++++ Source data

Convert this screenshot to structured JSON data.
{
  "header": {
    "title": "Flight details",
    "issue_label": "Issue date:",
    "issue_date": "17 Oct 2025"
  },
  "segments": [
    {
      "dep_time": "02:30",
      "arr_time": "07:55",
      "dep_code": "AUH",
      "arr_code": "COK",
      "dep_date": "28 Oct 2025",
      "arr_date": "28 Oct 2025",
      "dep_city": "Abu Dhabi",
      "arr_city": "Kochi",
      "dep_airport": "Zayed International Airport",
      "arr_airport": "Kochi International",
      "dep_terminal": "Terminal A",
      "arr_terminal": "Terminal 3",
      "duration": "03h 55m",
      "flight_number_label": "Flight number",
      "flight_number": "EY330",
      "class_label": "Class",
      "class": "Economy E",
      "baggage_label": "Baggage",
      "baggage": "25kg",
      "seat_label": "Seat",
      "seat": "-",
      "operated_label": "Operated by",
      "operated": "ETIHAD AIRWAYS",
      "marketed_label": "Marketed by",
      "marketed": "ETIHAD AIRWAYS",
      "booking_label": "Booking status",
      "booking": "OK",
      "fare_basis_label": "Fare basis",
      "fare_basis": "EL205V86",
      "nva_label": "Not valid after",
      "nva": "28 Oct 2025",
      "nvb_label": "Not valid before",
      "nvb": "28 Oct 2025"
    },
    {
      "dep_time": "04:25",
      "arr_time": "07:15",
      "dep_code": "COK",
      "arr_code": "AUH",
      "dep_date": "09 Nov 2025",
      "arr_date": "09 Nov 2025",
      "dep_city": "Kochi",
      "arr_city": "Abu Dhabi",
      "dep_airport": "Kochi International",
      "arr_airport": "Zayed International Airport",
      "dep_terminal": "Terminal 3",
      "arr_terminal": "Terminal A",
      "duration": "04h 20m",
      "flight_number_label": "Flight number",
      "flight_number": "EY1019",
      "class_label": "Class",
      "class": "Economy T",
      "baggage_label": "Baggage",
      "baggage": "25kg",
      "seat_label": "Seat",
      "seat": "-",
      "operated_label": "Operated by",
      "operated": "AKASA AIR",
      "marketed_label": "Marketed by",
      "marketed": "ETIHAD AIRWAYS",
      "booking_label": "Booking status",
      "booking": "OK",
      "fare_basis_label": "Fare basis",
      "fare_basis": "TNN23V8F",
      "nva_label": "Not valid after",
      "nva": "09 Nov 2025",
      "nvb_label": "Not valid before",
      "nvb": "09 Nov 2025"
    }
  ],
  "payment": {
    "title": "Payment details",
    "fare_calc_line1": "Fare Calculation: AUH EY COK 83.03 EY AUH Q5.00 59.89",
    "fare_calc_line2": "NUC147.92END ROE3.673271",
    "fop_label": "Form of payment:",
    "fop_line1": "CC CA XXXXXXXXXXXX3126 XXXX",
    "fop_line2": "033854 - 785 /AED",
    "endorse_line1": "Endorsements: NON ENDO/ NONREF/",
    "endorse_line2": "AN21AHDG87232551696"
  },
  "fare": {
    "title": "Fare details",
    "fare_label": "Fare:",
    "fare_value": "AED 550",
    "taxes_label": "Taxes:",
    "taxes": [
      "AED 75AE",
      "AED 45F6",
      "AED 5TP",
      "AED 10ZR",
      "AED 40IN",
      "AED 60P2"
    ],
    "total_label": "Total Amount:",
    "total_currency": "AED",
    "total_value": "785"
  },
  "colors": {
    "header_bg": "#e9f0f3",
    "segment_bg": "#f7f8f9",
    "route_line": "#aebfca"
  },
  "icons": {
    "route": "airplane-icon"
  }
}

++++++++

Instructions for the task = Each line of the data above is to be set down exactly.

Exercise output =
Convert this screenshot to structured JSON data.
{
  "header": {
    "title": "Flight details",
    "issue_label": "Issue date:",
    "issue_date": "17 Oct 2025"
  },
  "segments": [
    {
      "dep_time": "02:30",
      "arr_time": "07:55",
      "dep_code": "AUH",
      "arr_code": "COK",
      "dep_date": "28 Oct 2025",
      "arr_date": "28 Oct 2025",
      "dep_city": "Abu Dhabi",
      "arr_city": "Kochi",
      "dep_airport": "Zayed International Airport",
      "arr_airport": "Kochi International",
      "dep_terminal": "Terminal A",
      "arr_terminal": "Terminal 3",
      "duration": "03h 55m",
      "flight_number_label": "Flight number",
      "flight_number": "EY330",
      "class_label": "Class",
      "class": "Economy E",
      "baggage_label": "Baggage",
      "baggage": "25kg",
      "seat_label": "Seat",
      "seat": "-",
      "operated_label": "Operated by",
      "operated": "ETIHAD AIRWAYS",
      "marketed_label": "Marketed by",
      "marketed": "ETIHAD AIRWAYS",
      "booking_label": "Booking status",
      "booking": "OK",
      "fare_basis_label": "Fare basis",
      "fare_basis": "EL205V86",
      "nva_label": "Not valid after",
      "nva": "28 Oct 2025",
      "nvb_label": "Not valid before",
      "nvb": "28 Oct 2025"
    },
    {
      "dep_time": "04:25",
      "arr_time": "07:15",
      "dep_code": "COK",
      "arr_code": "AUH",
      "dep_date": "09 Nov 2025",
      "arr_date": "09 Nov 2025",
      "dep_city": "Kochi",
      "arr_city": "Abu Dhabi",
      "dep_airport": "Kochi International",
      "arr_airport": "Zayed International Airport",
      "dep_terminal": "Terminal 3",
      "arr_terminal": "Terminal A",
      "duration": "04h 20m",
      "flight_number_label": "Flight number",
      "flight_number": "EY1019",
      "class_label": "Class",
      "class": "Economy T",
      "baggage_label": "Baggage",
      "baggage": "25kg",
      "seat_label": "Seat",
      "seat": "-",
      "operated_label": "Operated by",
      "operated": "AKASA AIR",
      "marketed_label": "Marketed by",
      "marketed": "ETIHAD AIRWAYS",
      "booking_label": "Booking status",
      "booking": "OK",
      "fare_basis_label": "Fare basis",
      "fare_basis": "TNN23V8F",
      "nva_label": "Not valid after",
      "nva": "09 Nov 2025",
      "nvb_label": "Not valid before",
      "nvb": "09 Nov 2025"
    }
  ],
  "payment": {
    "title": "Payment details",
    "fare_calc_line1": "Fare Calculation: AUH EY COK 83.03 EY AUH Q5.00 59.89",
    "fare_calc_line2": "NUC147.92END ROE3.673271",
    "fop_label": "Form of payment:",
    "fop_line1": "CC CA XXXXXXXXXXXX3126 XXXX",
    "fop_line2": "033854 - 785 /AED",
    "endorse_line1": "Endorsements: NON ENDO/ NONREF/",
    "endorse_line2": "AN21AHDG87232551696"
  },
  "fare": {
    "title": "Fare details",
    "fare_label": "Fare:",
    "fare_value": "AED 550",
    "taxes_label": "Taxes:",
    "taxes": [
      "AED 75AE",
      "AED 45F6",
      "AED 5TP",
      "AED 10ZR",
      "AED 40IN",
      "AED 60P2"
    ],
    "total_label": "Total Amount:",
    "total_currency": "AED",
    "total_value": "785"
  },
  "colors": {
    "header_bg": "#e9f0f3",
    "segment_bg": "#f7f8f9",
    "route_line": "#aebfca"
  },
  "icons": {
    "route": "airplane-icon"
  }
}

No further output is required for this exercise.